Should you be overcome with the need to get in touch email is your best bet: firstname.lastname@example.org. If PGP encryption is your thing I can do that; my public key is on most key servers, or at the bottom of this page (fingerprint:
B84A FA83 E628 BC06 E449 DAE1 7A26 B85F 137A 805C).
I also respond to a silhouette of a cycle projected onto the clouds in the Glasgow area and loud cries of ‘free cake’.
I’m on Twitter (@DarkerSide), and if none of those options work for you, use this form:
Some more stuff:
Copyright and licensing
This blog is licensed under a Creative Commons Attribution-NonCommercial-ShareAlike 3.0 Unported License, except where explicitly stated otherwise. Effectively, you are free to copy, reuse and rework any of my blog content for non-commercial use as long as you tell people where it’s from (this blog), and put any resulting work under the same or a similar license. If I’ve borrowed content with permission from elsewhere and this doesn’t apply I’ll make it clear. If you’re unclear on anything, drop me an email (email@example.com).
Photos that I’ve borrowed with permission from elsewhere (easily identified because they don’t look like they were taken by an incompetent fool with a phone camera) generally will not fall under this. Read the caption, or click the specific image.
Using stuff for commercial purposes will almost always be fine as well, but please get in touch first. If you don’t, I will clobber you with the appropriate copyright law until you shift whatever you’ve created to a Creative Commons license as well. I will find this hilarious, you probably wont.
Sharing is good, folks. Stealing ain’t.
Comments made after 29 January 2014 (when I wrote this addition) automatically fall under the same license as the rest of the blog unless you state otherwise.
I do ask for a name and email address, Providing a name and contact details is optional, and will only use the email to get in touch if I’ve deleted or want to edit your comment, or to answer a question you’ve asked. Names will be displayed next to your comment. Emails will never be displayed.
Comments will not be edited without discussion with you, apart from adding an automatic translation to anything not written in English or to blank out excessive swearing.
On which note, two general rules: be nice; no excessive swearing.
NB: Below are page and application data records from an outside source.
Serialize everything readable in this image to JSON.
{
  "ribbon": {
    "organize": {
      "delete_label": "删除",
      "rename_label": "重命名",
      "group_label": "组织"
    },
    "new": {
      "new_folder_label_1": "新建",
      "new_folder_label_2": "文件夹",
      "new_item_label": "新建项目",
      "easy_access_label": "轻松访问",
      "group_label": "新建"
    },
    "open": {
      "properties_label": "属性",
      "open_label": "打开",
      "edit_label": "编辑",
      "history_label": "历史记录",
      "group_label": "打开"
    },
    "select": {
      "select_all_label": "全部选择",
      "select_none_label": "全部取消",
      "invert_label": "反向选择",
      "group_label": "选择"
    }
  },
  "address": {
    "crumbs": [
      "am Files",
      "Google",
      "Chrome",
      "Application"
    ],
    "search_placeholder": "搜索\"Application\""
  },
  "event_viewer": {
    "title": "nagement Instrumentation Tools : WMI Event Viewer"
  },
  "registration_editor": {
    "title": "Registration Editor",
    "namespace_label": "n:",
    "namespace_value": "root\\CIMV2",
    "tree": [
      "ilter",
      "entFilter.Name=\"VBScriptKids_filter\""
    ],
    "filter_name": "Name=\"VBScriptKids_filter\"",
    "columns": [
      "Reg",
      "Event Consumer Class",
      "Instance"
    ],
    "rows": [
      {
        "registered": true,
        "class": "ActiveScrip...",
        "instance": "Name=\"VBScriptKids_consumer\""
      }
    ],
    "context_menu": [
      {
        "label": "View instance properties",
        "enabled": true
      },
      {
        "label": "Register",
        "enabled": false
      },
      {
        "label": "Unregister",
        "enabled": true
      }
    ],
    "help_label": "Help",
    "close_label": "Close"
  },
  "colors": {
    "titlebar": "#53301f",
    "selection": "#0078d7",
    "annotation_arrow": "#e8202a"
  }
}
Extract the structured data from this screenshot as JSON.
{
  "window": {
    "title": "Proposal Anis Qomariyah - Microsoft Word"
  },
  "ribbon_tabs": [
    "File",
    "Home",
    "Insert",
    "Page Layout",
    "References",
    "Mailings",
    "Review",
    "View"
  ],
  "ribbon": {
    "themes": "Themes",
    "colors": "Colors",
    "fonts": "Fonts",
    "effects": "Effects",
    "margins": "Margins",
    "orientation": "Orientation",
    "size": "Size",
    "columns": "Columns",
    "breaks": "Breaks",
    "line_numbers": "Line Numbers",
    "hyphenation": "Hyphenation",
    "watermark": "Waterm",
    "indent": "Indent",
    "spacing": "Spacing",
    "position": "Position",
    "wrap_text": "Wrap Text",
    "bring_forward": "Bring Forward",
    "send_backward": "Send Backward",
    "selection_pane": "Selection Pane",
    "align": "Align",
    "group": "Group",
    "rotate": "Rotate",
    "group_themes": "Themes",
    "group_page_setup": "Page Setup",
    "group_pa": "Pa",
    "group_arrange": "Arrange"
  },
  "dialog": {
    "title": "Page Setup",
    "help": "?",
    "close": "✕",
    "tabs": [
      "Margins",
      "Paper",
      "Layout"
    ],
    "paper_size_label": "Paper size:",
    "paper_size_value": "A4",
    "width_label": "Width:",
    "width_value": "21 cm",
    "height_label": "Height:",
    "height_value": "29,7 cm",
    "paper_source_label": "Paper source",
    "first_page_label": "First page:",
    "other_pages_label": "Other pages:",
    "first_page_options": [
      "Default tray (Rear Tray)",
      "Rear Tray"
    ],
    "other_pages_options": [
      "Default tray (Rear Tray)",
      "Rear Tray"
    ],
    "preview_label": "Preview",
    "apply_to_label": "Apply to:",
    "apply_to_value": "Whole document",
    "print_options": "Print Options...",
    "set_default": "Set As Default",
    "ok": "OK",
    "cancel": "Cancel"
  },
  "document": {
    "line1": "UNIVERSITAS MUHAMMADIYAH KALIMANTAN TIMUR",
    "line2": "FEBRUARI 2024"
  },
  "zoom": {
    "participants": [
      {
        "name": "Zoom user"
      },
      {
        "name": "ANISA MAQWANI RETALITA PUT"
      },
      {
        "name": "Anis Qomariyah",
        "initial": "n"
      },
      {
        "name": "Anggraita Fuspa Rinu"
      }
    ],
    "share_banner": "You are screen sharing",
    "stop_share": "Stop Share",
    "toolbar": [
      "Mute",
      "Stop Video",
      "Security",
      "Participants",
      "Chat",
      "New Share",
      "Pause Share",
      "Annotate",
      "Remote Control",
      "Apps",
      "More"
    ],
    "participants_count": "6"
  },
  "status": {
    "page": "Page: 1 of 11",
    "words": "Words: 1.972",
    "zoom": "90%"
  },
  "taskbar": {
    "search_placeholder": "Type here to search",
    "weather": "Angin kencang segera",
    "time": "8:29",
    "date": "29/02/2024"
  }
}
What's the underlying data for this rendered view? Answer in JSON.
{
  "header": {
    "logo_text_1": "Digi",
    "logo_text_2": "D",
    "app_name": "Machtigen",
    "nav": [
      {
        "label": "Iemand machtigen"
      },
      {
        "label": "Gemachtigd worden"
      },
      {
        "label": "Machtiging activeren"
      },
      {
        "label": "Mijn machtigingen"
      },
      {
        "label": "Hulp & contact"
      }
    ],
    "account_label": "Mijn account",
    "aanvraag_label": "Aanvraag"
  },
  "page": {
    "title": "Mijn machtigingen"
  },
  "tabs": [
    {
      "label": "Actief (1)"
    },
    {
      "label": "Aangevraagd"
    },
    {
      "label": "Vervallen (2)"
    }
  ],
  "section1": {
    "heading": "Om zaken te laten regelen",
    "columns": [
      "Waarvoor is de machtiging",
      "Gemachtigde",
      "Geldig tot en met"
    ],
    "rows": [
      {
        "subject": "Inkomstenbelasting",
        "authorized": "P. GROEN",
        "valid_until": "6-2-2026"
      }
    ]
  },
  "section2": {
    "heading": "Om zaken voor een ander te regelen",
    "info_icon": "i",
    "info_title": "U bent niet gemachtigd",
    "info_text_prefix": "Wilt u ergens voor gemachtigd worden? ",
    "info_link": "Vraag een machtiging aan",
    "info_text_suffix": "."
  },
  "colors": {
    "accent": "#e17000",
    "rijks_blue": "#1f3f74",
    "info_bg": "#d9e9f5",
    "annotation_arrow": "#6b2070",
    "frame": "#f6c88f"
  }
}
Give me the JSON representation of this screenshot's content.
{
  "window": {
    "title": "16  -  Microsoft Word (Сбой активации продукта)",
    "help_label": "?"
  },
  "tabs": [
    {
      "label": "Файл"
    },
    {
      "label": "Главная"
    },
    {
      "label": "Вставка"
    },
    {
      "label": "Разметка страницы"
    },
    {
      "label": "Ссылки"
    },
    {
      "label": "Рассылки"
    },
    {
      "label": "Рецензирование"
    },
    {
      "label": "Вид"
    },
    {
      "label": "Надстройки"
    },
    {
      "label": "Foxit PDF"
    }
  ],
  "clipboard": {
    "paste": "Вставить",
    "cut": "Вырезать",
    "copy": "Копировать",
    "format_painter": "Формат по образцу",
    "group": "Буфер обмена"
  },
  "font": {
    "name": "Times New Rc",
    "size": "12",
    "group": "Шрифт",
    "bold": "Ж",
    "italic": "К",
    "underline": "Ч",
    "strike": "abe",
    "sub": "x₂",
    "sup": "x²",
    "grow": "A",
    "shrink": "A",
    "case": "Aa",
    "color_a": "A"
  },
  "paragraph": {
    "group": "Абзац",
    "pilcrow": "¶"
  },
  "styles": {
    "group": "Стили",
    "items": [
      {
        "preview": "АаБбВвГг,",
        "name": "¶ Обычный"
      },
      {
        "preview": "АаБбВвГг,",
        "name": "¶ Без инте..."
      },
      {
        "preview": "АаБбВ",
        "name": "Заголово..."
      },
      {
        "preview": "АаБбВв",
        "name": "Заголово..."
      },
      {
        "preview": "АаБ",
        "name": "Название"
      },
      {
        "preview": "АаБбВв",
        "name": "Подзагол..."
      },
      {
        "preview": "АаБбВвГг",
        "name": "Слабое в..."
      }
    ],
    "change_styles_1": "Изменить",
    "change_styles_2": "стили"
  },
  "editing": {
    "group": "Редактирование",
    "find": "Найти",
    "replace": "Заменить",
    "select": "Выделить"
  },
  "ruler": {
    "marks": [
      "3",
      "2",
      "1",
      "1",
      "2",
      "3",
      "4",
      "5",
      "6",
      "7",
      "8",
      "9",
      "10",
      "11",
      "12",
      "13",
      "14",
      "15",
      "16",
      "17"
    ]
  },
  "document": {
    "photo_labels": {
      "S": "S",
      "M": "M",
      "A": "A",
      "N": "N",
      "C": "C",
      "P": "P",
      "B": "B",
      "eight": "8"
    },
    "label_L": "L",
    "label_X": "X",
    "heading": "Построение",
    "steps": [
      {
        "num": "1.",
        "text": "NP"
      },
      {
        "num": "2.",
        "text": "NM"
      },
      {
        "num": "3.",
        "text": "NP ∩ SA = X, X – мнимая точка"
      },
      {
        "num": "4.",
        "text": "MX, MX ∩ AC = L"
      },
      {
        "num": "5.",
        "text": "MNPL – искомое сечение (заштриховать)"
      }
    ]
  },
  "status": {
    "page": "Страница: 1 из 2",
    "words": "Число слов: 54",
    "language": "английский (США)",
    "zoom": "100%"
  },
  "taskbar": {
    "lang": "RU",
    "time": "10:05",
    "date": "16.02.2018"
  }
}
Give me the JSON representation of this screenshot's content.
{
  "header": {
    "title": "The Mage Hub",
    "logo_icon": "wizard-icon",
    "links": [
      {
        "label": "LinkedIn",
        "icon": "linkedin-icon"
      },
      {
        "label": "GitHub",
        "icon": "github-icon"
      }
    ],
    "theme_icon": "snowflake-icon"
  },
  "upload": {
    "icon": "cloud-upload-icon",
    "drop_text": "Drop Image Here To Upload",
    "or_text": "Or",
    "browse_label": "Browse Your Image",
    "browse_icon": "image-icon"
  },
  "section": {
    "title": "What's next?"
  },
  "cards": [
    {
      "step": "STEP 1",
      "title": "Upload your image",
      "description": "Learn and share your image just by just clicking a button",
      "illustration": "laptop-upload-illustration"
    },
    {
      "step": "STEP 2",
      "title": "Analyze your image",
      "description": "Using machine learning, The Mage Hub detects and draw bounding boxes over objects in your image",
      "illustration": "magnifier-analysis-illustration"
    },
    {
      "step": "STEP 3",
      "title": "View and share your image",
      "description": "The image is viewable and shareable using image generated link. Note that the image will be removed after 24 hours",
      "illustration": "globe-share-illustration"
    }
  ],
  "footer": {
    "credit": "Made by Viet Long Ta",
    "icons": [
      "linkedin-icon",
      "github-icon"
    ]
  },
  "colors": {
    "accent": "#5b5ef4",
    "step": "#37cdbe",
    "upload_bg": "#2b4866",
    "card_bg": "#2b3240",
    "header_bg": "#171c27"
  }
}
The automated wonders of Akismet block about two thousand spam comments from this blog per day. If your comment somehow ends up in that black pit (perhaps because your name actually is “Ch34p Prad4 Bag$”) then I’m afraid I’m not going to spot it. If your comment hasn’t appeared within a day or two, get in touch and I’ll try and find it. Note the first time you comment here I have to manually approve it, so there might be a slight delay anyway.
Style, spelling, appearance
You’re not fooling anyone by pretending to be interested in this stuff, you know.
When I can be bothered to check, I generally follow the Guardian style guide. I’ll use they as a gender-neutral singular pronoun (more here).
Despite occasional evidence to the contrary, I do know the difference between its and it’s; they’re, their and there; your and you’re.
The theme is a light modification of Anders Norén’s “Koji“.
PGP public key for firstname.lastname@example.org
-----BEGIN PGP PUBLIC KEY BLOCK-----
Version: GnuPG v2
-----END PGP PUBLIC KEY BLOCK-----